October 20, 2021
Marshall Legacy Institute Partnership Endures
On Tuesday, October 19, staff from the Marshall Legacy Institute (MLI), accompanied by mine detection dog (MDD) Team of the Year from Lebanon, visited Glenelg Country School’s Lower School. Major Ali Makki, MDD handler Sergeant Houssam Mahmoud, and MDD Sammy talked with students and demonstrated how these trained dogs “sniff out” landmines in mine-affected countries around the world.
The Mine Detection Dog Partnership is MLI’s longest-running program. It provides highly trained explosive-sniffing dogs to the neediest of countries and trains local handlers to safely and effectively employ lifesaving dogs. The program’s success is measured by the Marshall Legacy Institute’s ability to satisfy urgent operational requirements and requests from contaminated countries and assessing the long-term care, sustainability, and effectiveness of the indigenous human-dog team capacities developed in each country.

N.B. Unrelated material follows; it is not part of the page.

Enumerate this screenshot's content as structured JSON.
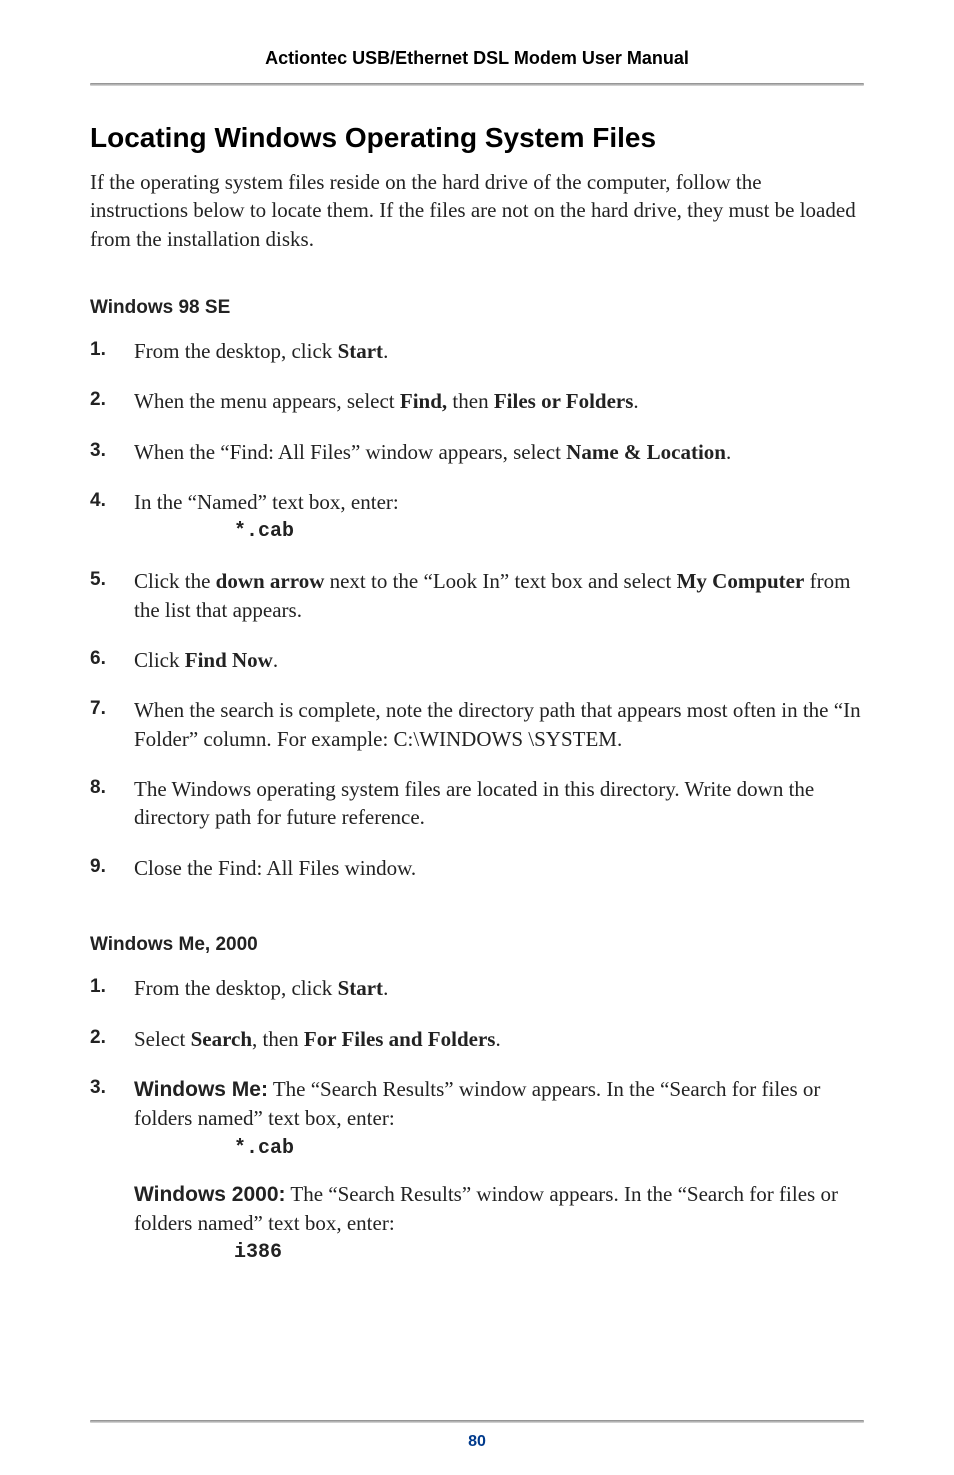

Upper School student Josef M. ’22 volunteers at MLI and through Peacemakers and Problem Solvers, one of the organization’s programs, has participated in multiple international peace conferences. Josef is currently leading a service project campaign to raise $20,000 to sponsor a mine detection dog and was awarded a $500 grant that kickstarted his fundraiser.
Glenelg Country School has a long partnership with the Marshall Legacy Institute. The school’s Children Against Mines Program provides education about the dangers of landmines in war-torn countries and offers students the opportunity to help and support people in affected countries through the donation of mine detection dogs. Donations are also used to provide prosthetics for young people impacted by landmines. To date, Lower School students have sponsored six MLI mine detection dogs and prosthetics for more than 11 children through donations over the last 12 years.